US Forest Service — Rogue River-Siskiyou National Forest
Inciweb information was updated: 2 months ago
The Flat Fire started south of Agness, Oregon, near Oak Flat Campground on July 15, 2023. The human-caused fire is burning through several old fire scars on the Rogue River-Siskiyou National Forest. Pacific Northwest Incident Management Team 3 is currently managing the incident. The Forest and Team are working in close coordination with Coos Forest Protective Association, Douglas Forest Protective Association and Curry County Sheriff. The Team’s top priority is public and firefighter safety, and they are using a full suppression strategy to contain the fire as small as possible, as safely as possible.
Brush (2 feet)
Timber (Litter and Understory)
Chaparral (6 feet)
The fire area is dominated by large fire scars from the last 20 years. The most active fire behavior has been observed in the 2002 Biscuit Fire scar where Douglas Fir forests have significant surface-fuel loads and are carrying most of the active fire behavior under moderated conditions. The more recent 2015 Collier Butte and 2018 Klondike Fires suffered mixed severity resulting in scattered shrub vegetation in many areas and some timber litter fuels in other areas after moderate severity fire. Slow return of available fuels in these recently burned fuel beds is expected to show incremental increase in spread and intensity over the next week to ten days.
Fire Behavior is moderate, backing, flanking and smoldering.
Fire behavior associated with natural fire spread is largely smoldering and creeping in drainages and on slopes well-interior of containment lines, with few smokes seen along uncontrolled fire edge. Heavy fuels continue to consume and burn out, while the 2018 Klondike fire scar will continue to slow fire spread, limited mostly to isolated consumption of dead and down fuels.
Burnout operations in Lawson Creek drainage are producing active fire behavior within control lines, with some short-range spotting observed along perimeter where burnouts become intense.

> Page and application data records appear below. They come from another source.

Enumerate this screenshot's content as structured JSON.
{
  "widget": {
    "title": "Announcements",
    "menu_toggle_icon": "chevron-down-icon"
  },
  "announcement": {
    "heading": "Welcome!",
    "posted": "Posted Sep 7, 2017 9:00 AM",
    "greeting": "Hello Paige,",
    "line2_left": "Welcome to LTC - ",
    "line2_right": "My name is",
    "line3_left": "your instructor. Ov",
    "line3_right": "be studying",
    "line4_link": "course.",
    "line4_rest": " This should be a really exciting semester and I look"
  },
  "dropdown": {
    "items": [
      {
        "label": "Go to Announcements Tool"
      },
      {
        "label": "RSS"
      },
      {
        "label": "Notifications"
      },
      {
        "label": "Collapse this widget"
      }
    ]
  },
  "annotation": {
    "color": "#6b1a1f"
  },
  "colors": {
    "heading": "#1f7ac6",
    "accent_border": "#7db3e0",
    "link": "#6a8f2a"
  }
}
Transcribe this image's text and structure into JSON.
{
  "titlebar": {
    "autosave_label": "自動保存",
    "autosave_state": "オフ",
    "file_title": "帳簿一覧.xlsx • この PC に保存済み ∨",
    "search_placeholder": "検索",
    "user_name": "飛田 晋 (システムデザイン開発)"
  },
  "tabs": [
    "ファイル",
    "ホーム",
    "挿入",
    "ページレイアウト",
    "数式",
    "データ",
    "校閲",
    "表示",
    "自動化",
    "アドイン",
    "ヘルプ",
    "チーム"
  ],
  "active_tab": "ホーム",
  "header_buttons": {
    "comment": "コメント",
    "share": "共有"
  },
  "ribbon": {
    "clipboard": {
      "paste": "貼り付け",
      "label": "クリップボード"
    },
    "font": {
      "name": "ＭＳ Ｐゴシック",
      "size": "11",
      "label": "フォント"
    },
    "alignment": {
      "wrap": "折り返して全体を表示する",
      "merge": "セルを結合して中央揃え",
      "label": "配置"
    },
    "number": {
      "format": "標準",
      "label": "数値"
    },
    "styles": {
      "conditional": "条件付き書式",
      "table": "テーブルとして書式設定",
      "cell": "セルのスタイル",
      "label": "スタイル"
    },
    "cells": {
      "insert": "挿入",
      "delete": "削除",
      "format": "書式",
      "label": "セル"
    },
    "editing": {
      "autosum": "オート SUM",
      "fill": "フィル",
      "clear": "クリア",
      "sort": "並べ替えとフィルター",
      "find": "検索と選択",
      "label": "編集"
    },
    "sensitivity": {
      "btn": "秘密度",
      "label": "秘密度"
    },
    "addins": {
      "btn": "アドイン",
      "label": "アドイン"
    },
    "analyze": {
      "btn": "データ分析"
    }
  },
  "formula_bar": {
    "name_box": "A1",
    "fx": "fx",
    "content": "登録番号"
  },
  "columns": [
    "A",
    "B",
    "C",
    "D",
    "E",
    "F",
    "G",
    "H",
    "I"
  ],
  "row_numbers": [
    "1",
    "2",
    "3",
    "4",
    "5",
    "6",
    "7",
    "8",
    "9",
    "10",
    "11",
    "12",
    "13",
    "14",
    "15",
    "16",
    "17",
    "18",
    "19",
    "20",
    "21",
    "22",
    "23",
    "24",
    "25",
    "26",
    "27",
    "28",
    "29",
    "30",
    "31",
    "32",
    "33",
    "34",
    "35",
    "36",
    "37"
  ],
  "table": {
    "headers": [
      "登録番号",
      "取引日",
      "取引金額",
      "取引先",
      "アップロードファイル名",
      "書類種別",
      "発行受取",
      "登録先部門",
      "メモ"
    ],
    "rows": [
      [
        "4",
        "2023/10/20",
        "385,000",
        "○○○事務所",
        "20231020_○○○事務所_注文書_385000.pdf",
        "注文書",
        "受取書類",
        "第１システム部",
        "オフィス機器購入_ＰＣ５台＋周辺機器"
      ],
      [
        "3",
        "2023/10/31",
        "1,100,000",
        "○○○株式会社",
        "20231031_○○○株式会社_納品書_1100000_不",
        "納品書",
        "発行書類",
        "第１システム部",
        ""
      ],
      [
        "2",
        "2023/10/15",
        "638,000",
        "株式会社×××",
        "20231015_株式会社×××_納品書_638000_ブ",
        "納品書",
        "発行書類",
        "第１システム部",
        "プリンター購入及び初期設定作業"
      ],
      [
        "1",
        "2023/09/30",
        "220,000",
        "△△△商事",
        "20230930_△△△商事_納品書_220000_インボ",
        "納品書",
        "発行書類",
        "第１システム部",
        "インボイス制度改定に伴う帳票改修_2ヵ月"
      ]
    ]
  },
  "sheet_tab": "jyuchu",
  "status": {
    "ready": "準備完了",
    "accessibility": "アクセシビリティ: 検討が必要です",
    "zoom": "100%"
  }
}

Cumulative drying in conjunction with the approach of peak burning season are beginning to cause live shrub fuels to burn more actively as woody fuel moistures fall incrementally.
48 hours: Thunderstorms expected to arrive Friday with the potential for gusty outflow winds and lightning.

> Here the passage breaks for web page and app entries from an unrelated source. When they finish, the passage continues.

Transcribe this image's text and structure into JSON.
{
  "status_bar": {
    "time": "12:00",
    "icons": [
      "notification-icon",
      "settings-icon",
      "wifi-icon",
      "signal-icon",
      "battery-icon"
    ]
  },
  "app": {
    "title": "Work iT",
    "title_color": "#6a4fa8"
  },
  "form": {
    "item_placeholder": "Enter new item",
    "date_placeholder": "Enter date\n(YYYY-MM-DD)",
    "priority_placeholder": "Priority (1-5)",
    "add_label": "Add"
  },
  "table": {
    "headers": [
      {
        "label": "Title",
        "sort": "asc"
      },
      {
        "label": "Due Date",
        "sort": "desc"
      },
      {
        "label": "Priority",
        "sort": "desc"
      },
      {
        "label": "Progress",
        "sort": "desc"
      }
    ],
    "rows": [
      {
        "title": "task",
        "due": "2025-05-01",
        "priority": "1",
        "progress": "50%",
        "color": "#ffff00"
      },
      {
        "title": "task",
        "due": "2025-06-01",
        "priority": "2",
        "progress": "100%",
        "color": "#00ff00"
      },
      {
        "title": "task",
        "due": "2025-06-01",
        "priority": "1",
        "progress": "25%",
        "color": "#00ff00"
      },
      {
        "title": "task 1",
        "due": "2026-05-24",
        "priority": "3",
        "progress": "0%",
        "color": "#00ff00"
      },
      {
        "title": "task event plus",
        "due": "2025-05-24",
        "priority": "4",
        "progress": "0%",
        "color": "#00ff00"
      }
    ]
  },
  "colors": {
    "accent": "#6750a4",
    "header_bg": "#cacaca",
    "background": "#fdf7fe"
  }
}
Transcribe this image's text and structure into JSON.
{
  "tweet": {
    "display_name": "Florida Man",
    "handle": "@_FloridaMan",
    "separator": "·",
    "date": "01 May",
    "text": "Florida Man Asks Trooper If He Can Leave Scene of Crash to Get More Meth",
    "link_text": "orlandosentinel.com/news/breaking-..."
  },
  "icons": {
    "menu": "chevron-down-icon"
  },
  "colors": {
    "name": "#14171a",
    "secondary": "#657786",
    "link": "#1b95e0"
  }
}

12 hours: Fire activity expected to increase throughout the day as warm temps and low RH, along with northerly winds a concern. Single tree torching with spot fire development is likely.